© Poliorketes / Shutterstock

Tash Hauli Palace

A complex palace with an architecture typical of Khiva.

Tash Hauli Palace was built in the 19th century for an emir with overly grand ambitions and desires. When the emir declared he wanted his palace to be built in less than three years, the most renowned architects of the time were executed for telling him it wouldn't be possible. Yet, they were right... Tash Hauli Palace required thousands of slaves and eight years of construction.

Nowadays, Tash Hauli Palace stands as an impressive colourful building with walls, towers, and defensive gates that give the palace a fortress-like appearance. This architecture is largely inspired by the traditional houses and villas of the Khorezm region. The palace is considered a late construction, built less than two hundred years ago, but is representative of Khiva's architectural style.

The intricate details at Tash Hauli Palace © Poliorketes / Shutterstock
The intricate details at Tash Hauli Palace © Poliorketes / Shutterstock

Coloured tiles are omnipresent and are the work of Abdullah, a renowned tile decorator who was even nicknamed 'Genius'. You'll easily see why when you stand in front of the stunning blue, white and golden tiles that create complex arabesques on the palace’s walls. The Genius Abdullah is the one who decorated all the palace’s courtyards and, thanks to the wealth of the Khan who reigned during the 19th century, Allakuli-Khan, the decorations were abundant as a way to project a sense of power.

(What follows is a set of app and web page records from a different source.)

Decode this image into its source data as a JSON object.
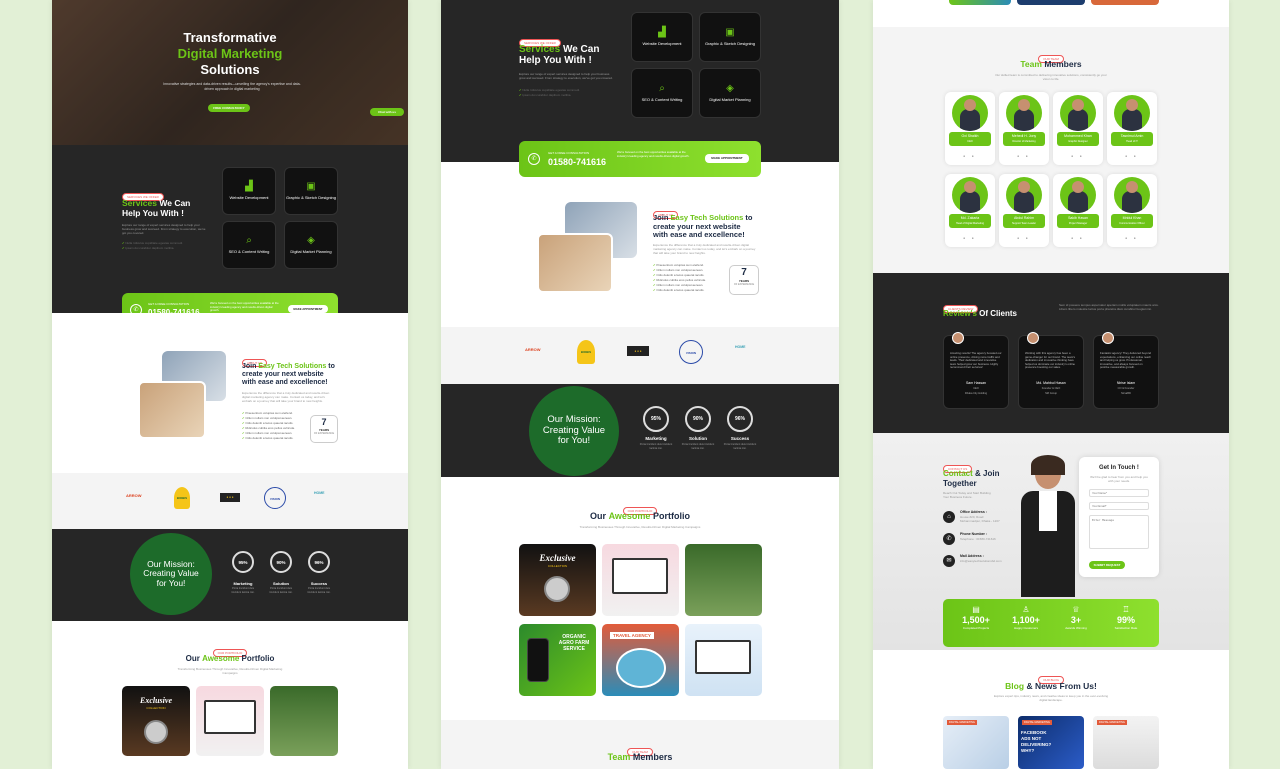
{
  "hero": {
    "title1": "Transformative",
    "title2": "Digital Marketing",
    "title3": "Solutions",
    "desc": "Innovative strategies and data-driven results—unveiling the agency's expertise and data-driven approach in digital marketing",
    "cta": "FREE CONSULTANCY",
    "chat": "Chat with us"
  },
  "services": {
    "tag": "SERVICES WE OFFER",
    "title_green": "Services",
    "title_rest": "We Can",
    "title_line2": "Help You With !",
    "desc": "Explore our range of expert services designed to help your business grow and succeed. From strategy to execution, we've got you covered.",
    "bullet1": "Nulla ridiculus cupiditate egestas commodi.",
    "bullet2": "Ipsam dui curabitur dapibum mollitia.",
    "cards": [
      {
        "label": "Website Development",
        "icon": "chart-icon"
      },
      {
        "label": "Graphic & Sketch Designing",
        "icon": "design-icon"
      },
      {
        "label": "SEO & Content Writing",
        "icon": "seo-icon"
      },
      {
        "label": "Digital Market Planning",
        "icon": "planning-icon"
      }
    ]
  },
  "call": {
    "label": "GET A FREE CONSULTATION",
    "phone": "01580-741616",
    "text": "We're focused on the best opportunities available at the industry's leading agency and results-driven digital growth.",
    "button": "MAKE APPOINTMENT"
  },
  "about": {
    "tag": "ABOUT US",
    "title_pre": "Join",
    "title_green": "Easy Tech Solutions",
    "title_post": "to",
    "title_line2": "create your next website",
    "title_line3": "with ease and excellence!",
    "desc": "Experience the difference that a truly dedicated and results-driven digital marketing agency can make. Contact us today, and let's embark on a journey that will take your brand to new heights.",
    "bullets": [
      "Praesentium voluptas sum eleifend.",
      "Cillum nullam non volutpat aenean.",
      "Odio deleniti a lacus quaerat iaculis.",
      "Ridiculus cubilia eros pellus vehicula.",
      "Cillum nullam non volutpat aenean.",
      "Odio deleniti a lacus quaerat iaculis."
    ],
    "years": "7",
    "years_label": "YEARS",
    "years_sub": "OF EXPERIENCE"
  },
  "logos": [
    "ARROW",
    "BIOBIS",
    "● ● ●",
    "VISION",
    "HOME"
  ],
  "mission": {
    "title": "Our Mission: Creating Value for You!",
    "stats": [
      {
        "value": "95%",
        "label": "Marketing",
        "sub": "Porta tincidunt duis tincidunt lacinia nisi."
      },
      {
        "value": "90%",
        "label": "Solution",
        "sub": "Porta tincidunt duis tincidunt lacinia nisi."
      },
      {
        "value": "96%",
        "label": "Success",
        "sub": "Porta tincidunt duis tincidunt lacinia nisi."
      }
    ]
  },
  "portfolio": {
    "tag": "OUR PORTFOLIO",
    "title_pre": "Our",
    "title_green": "Awesome",
    "title_post": "Portfolio",
    "desc": "Transforming Businesses Through Innovative, Results-Driven Digital Marketing Campaigns",
    "items": [
      {
        "label": "Exclusive",
        "sub": "COLLECTION"
      },
      {
        "label": "",
        "sub": ""
      },
      {
        "label": "",
        "sub": ""
      },
      {
        "label": "ORGANIC AGRO FARM SERVICE",
        "sub": ""
      },
      {
        "label": "TRAVEL AGENCY",
        "sub": ""
      },
      {
        "label": "",
        "sub": ""
      }
    ]
  },
  "team": {
    "tag": "OUR TEAM",
    "title_green": "Team",
    "title_rest": "Members",
    "desc": "Our skilled team is committed to delivering innovative solutions, consistently go your vision to life.",
    "members": [
      {
        "name": "Oxi Shaikh",
        "role": "CEO"
      },
      {
        "name": "Mehedi H. Jony",
        "role": "Director of Marketing"
      },
      {
        "name": "Mohammed Khan",
        "role": "Graphic Designer"
      },
      {
        "name": "Tasnimul Amin",
        "role": "Head of IT"
      },
      {
        "name": "Md. Zakaria",
        "role": "Head of Digital Marketing"
      },
      {
        "name": "Abdul Rahim",
        "role": "Support Team Leader"
      },
      {
        "name": "Sakib Hasan",
        "role": "Project Manager"
      },
      {
        "name": "Mridul Khan",
        "role": "Communication Officer"
      }
    ]
  },
  "reviews": {
    "tag": "CLIENTS REVIEW",
    "title_green": "Review's",
    "title_rest": "Of Clients",
    "desc": "Sem id posuere tempus aspernatur aperiam mollis voluptatem mauris arcu. Libero libero molestie luctus porta pharetra diam curabitur feugiat nisi.",
    "items": [
      {
        "text": "Amazing results! The agency boosted our online presence, driving more traffic and leads. Their dedicated and innovative team helped grow our business. Highly recommend their services!",
        "name": "Sam Hassan",
        "role": "CEO",
        "company": "Dhaka City Holding"
      },
      {
        "text": "Working with this agency has been a game-changer for our brand. The team's dedication and innovative thinking have helped us dominate our industry's online presence boosting our sales.",
        "name": "Md. Mahbul Hasan",
        "role": "Founder & CEO",
        "company": "SM Group"
      },
      {
        "text": "Fantastic agency! They delivered beyond expectations, enhancing our online reach and helping us grow. Professional, innovative, and always focused on positive measurable growth.",
        "name": "Nirise Islam",
        "role": "CO & Founder",
        "company": "NirsaBD"
      }
    ]
  },
  "contact": {
    "tag": "CONTACT US",
    "title_green": "Contact",
    "title_rest": "& Join",
    "title_line2": "Together",
    "desc": "Reach Out Today and Start Building Your Business Future.",
    "office_label": "Office Address :",
    "office_value": "House #20, Road: Mohammadpur, Dhaka - 1207",
    "phone_label": "Phone Number :",
    "phone_value": "Telephone : 01580-741616",
    "mail_label": "Mail Address :",
    "mail_value": "info@easytechsolutionsbd.com",
    "form_title": "Get In Touch !",
    "form_desc": "We'll be glad to hear from you and help you with your needs.",
    "ph_name": "Your Name*",
    "ph_email": "Your Email*",
    "ph_message": "Enter Message",
    "submit": "SUBMIT REQUEST"
  },
  "counters": [
    {
      "value": "1,500+",
      "label": "Completed Projects",
      "icon": "document-icon"
    },
    {
      "value": "1,100+",
      "label": "Happy Customers",
      "icon": "user-icon"
    },
    {
      "value": "3+",
      "label": "Awards Winning",
      "icon": "trophy-icon"
    },
    {
      "value": "99%",
      "label": "Satisfaction Rate",
      "icon": "team-icon"
    }
  ],
  "blog": {
    "tag": "OUR BLOG",
    "title_green": "Blog",
    "title_rest": "& News From Us!",
    "desc": "Explore expert tips, industry news, and creative ideas to keep you in the ever-evolving digital landscape.",
    "items": [
      {
        "badge": "DIGITAL MARKETING",
        "caption": ""
      },
      {
        "badge": "DIGITAL MARKETING",
        "caption": "FACEBOOK ADS NOT DELIVERING? WHY?"
      },
      {
        "badge": "DIGITAL MARKETING",
        "caption": ""
      }
    ]
  }
}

Tash Hauli Palace


From 09:00 to 18:00 each day


Included in the Itchan Kala ticket